Weekly rents haven’t moved a great deal across the capital cities, but there are key regions around the country where rents are racing ahead.
Last month, RP Data released its Quarterly Rental Report for March 2014 which showed that rental growth has been fairly benign over the past year.
The report showed that advertised rental rates for capital city houses were $430/week and $410/week for units.
Over the past 12 months, combined capital city house rents increased by 2.4% and unit rental rates are 2.5% higher. When you consider that annual inflation is recorded at 2.9%, there has been no ‘real’ change to rental rates over the year.[sam id=43 codes=’true’]
Across the individual capital cities, annual rental growth for houses has been greatest in Melbourne (2.7%) and Sydney (2.0%) and for units the strongest level of growth has been recorded in Darwin (5.8%) and Sydney (4.3%).

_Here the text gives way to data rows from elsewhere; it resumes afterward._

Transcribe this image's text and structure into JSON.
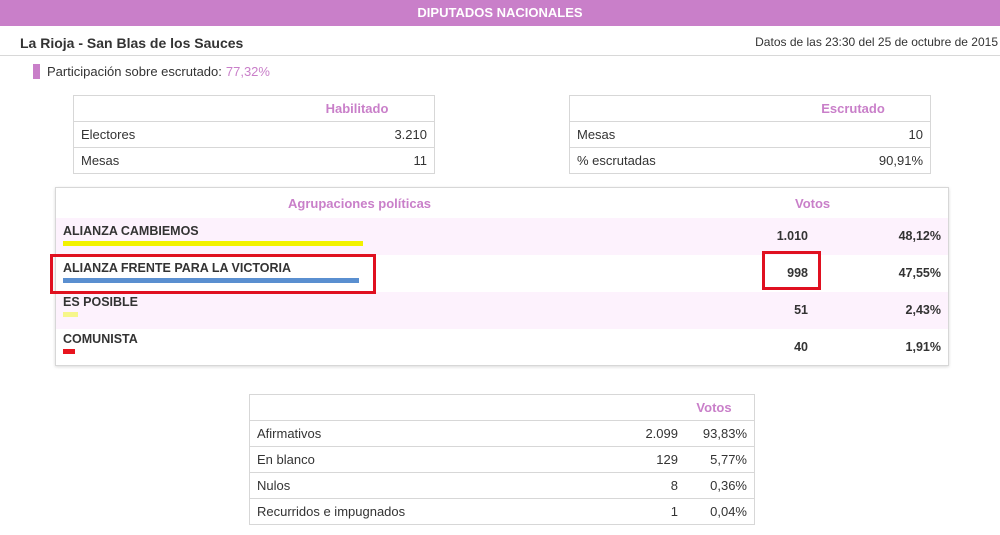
{
  "header": {
    "title": "DIPUTADOS NACIONALES"
  },
  "location": "La Rioja - San Blas de los Sauces",
  "timestamp": "Datos de las 23:30 del 25 de octubre de 2015",
  "participation": {
    "label": "Participación sobre escrutado:",
    "value": "77,32%"
  },
  "habilitado": {
    "header": "Habilitado",
    "rows": [
      {
        "label": "Electores",
        "value": "3.210"
      },
      {
        "label": "Mesas",
        "value": "11"
      }
    ]
  },
  "escrutado": {
    "header": "Escrutado",
    "rows": [
      {
        "label": "Mesas",
        "value": "10"
      },
      {
        "label": "% escrutadas",
        "value": "90,91%"
      }
    ]
  },
  "parties": {
    "header_group": "Agrupaciones políticas",
    "header_votes": "Votos",
    "rows": [
      {
        "name": "ALIANZA CAMBIEMOS",
        "votes": "1.010",
        "pct": "48,12%",
        "share": 48.12,
        "color": "#f2f200"
      },
      {
        "name": "ALIANZA FRENTE PARA LA VICTORIA",
        "votes": "998",
        "pct": "47,55%",
        "share": 47.55,
        "color": "#5a8fd0"
      },
      {
        "name": "ES POSIBLE",
        "votes": "51",
        "pct": "2,43%",
        "share": 2.43,
        "color": "#f6f68a"
      },
      {
        "name": "COMUNISTA",
        "votes": "40",
        "pct": "1,91%",
        "share": 1.91,
        "color": "#e8141e"
      }
    ]
  },
  "votos": {
    "header": "Votos",
    "rows": [
      {
        "label": "Afirmativos",
        "value": "2.099",
        "pct": "93,83%"
      },
      {
        "label": "En blanco",
        "value": "129",
        "pct": "5,77%"
      },
      {
        "label": "Nulos",
        "value": "8",
        "pct": "0,36%"
      },
      {
        "label": "Recurridos e impugnados",
        "value": "1",
        "pct": "0,04%"
      }
    ]
  }
}
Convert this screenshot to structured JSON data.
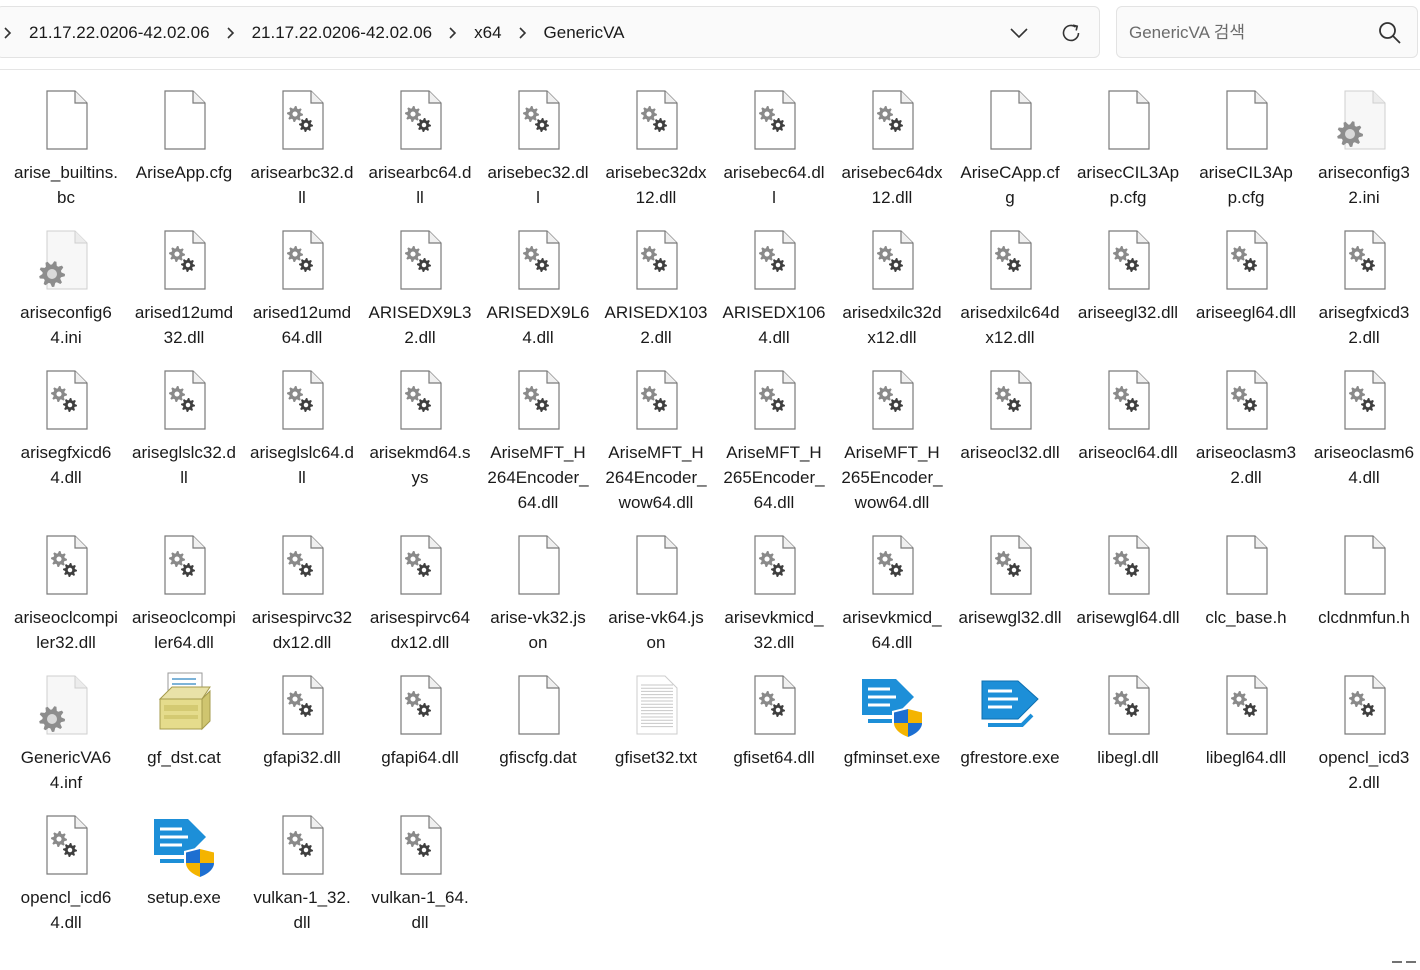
{
  "address": {
    "breadcrumbs": [
      "21.17.22.0206-42.02.06",
      "21.17.22.0206-42.02.06",
      "x64",
      "GenericVA"
    ]
  },
  "search": {
    "placeholder": "GenericVA 검색"
  },
  "files": [
    {
      "name": "arise_builtins.bc",
      "icon": "blank-file-icon"
    },
    {
      "name": "AriseApp.cfg",
      "icon": "blank-file-icon"
    },
    {
      "name": "arisearbc32.dll",
      "icon": "dll-file-icon"
    },
    {
      "name": "arisearbc64.dll",
      "icon": "dll-file-icon"
    },
    {
      "name": "arisebec32.dll",
      "icon": "dll-file-icon"
    },
    {
      "name": "arisebec32dx12.dll",
      "icon": "dll-file-icon"
    },
    {
      "name": "arisebec64.dll",
      "icon": "dll-file-icon"
    },
    {
      "name": "arisebec64dx12.dll",
      "icon": "dll-file-icon"
    },
    {
      "name": "AriseCApp.cfg",
      "icon": "blank-file-icon"
    },
    {
      "name": "arisecCIL3App.cfg",
      "icon": "blank-file-icon"
    },
    {
      "name": "ariseCIL3App.cfg",
      "icon": "blank-file-icon"
    },
    {
      "name": "ariseconfig32.ini",
      "icon": "settings-file-icon"
    },
    {
      "name": "ariseconfig64.ini",
      "icon": "settings-file-icon"
    },
    {
      "name": "arised12umd32.dll",
      "icon": "dll-file-icon"
    },
    {
      "name": "arised12umd64.dll",
      "icon": "dll-file-icon"
    },
    {
      "name": "ARISEDX9L32.dll",
      "icon": "dll-file-icon"
    },
    {
      "name": "ARISEDX9L64.dll",
      "icon": "dll-file-icon"
    },
    {
      "name": "ARISEDX1032.dll",
      "icon": "dll-file-icon"
    },
    {
      "name": "ARISEDX1064.dll",
      "icon": "dll-file-icon"
    },
    {
      "name": "arisedxilc32dx12.dll",
      "icon": "dll-file-icon"
    },
    {
      "name": "arisedxilc64dx12.dll",
      "icon": "dll-file-icon"
    },
    {
      "name": "ariseegl32.dll",
      "icon": "dll-file-icon"
    },
    {
      "name": "ariseegl64.dll",
      "icon": "dll-file-icon"
    },
    {
      "name": "arisegfxicd32.dll",
      "icon": "dll-file-icon"
    },
    {
      "name": "arisegfxicd64.dll",
      "icon": "dll-file-icon"
    },
    {
      "name": "ariseglslc32.dll",
      "icon": "dll-file-icon"
    },
    {
      "name": "ariseglslc64.dll",
      "icon": "dll-file-icon"
    },
    {
      "name": "arisekmd64.sys",
      "icon": "dll-file-icon"
    },
    {
      "name": "AriseMFT_H264Encoder_64.dll",
      "icon": "dll-file-icon"
    },
    {
      "name": "AriseMFT_H264Encoder_wow64.dll",
      "icon": "dll-file-icon"
    },
    {
      "name": "AriseMFT_H265Encoder_64.dll",
      "icon": "dll-file-icon"
    },
    {
      "name": "AriseMFT_H265Encoder_wow64.dll",
      "icon": "dll-file-icon"
    },
    {
      "name": "ariseocl32.dll",
      "icon": "dll-file-icon"
    },
    {
      "name": "ariseocl64.dll",
      "icon": "dll-file-icon"
    },
    {
      "name": "ariseoclasm32.dll",
      "icon": "dll-file-icon"
    },
    {
      "name": "ariseoclasm64.dll",
      "icon": "dll-file-icon"
    },
    {
      "name": "ariseoclcompiler32.dll",
      "icon": "dll-file-icon"
    },
    {
      "name": "ariseoclcompiler64.dll",
      "icon": "dll-file-icon"
    },
    {
      "name": "arisespirvc32dx12.dll",
      "icon": "dll-file-icon"
    },
    {
      "name": "arisespirvc64dx12.dll",
      "icon": "dll-file-icon"
    },
    {
      "name": "arise-vk32.json",
      "icon": "blank-file-icon"
    },
    {
      "name": "arise-vk64.json",
      "icon": "blank-file-icon"
    },
    {
      "name": "arisevkmicd_32.dll",
      "icon": "dll-file-icon"
    },
    {
      "name": "arisevkmicd_64.dll",
      "icon": "dll-file-icon"
    },
    {
      "name": "arisewgl32.dll",
      "icon": "dll-file-icon"
    },
    {
      "name": "arisewgl64.dll",
      "icon": "dll-file-icon"
    },
    {
      "name": "clc_base.h",
      "icon": "blank-file-icon"
    },
    {
      "name": "clcdnmfun.h",
      "icon": "blank-file-icon"
    },
    {
      "name": "GenericVA64.inf",
      "icon": "settings-file-icon"
    },
    {
      "name": "gf_dst.cat",
      "icon": "catalog-file-icon"
    },
    {
      "name": "gfapi32.dll",
      "icon": "dll-file-icon"
    },
    {
      "name": "gfapi64.dll",
      "icon": "dll-file-icon"
    },
    {
      "name": "gfiscfg.dat",
      "icon": "blank-file-icon"
    },
    {
      "name": "gfiset32.txt",
      "icon": "text-file-icon"
    },
    {
      "name": "gfiset64.dll",
      "icon": "dll-file-icon"
    },
    {
      "name": "gfminset.exe",
      "icon": "installer-shield-icon"
    },
    {
      "name": "gfrestore.exe",
      "icon": "installer-icon"
    },
    {
      "name": "libegl.dll",
      "icon": "dll-file-icon"
    },
    {
      "name": "libegl64.dll",
      "icon": "dll-file-icon"
    },
    {
      "name": "opencl_icd32.dll",
      "icon": "dll-file-icon"
    },
    {
      "name": "opencl_icd64.dll",
      "icon": "dll-file-icon"
    },
    {
      "name": "setup.exe",
      "icon": "installer-shield-icon"
    },
    {
      "name": "vulkan-1_32.dll",
      "icon": "dll-file-icon"
    },
    {
      "name": "vulkan-1_64.dll",
      "icon": "dll-file-icon"
    }
  ]
}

Looking at the 20 capital city council regions which have recorded the greatest annual rise in house rents, the list is dominated by Sydney regions.
13 of the top 20 regions listed for houses are situated in Sydney with 2 each in Adelaide and Perth and 1 each in Melbourne, Brisbane and Darwin.
The municipality of Burwood has recorded the greatest annual increase in capital city rents at 12.7%, one of only two council regions nationally where median rents have risen by more than 10% over the past year.
Focussing on the unit market, the growth in advertised rents has been marginally higher across the combined capital cities than that for houses.
Across the top 20 capital city council regions we see a dominance of Sydney areas. There were 10 Sydney regions amongst the best capital city rental growth performers over the year.
Elsewhere, there were 4 Melbourne regions, 3 Perth regions, 2 Adelaide council regions and 1 Darwin region on the list.Again rental growth has generally been quite moderate across the capital city unit market with the Yarra Ranges recording the greatest annual rise of 10.0%.
As with houses, it has generally been middle-ring and outer unit markets which have recorded the greatest annual increases over the past year.
Overall we can see that rental growth is currently quite moderate with the strongest conditions typically experienced in middle-ring areas.
With sales volumes lifting and new housing supply surging, rental market pressures are likely to continue to be fairly moderate over the coming year.
As a result we’d expect that capital growth will generally continue to outpace rental growth and as a result rental yields are likely to soften across most markets over the next year.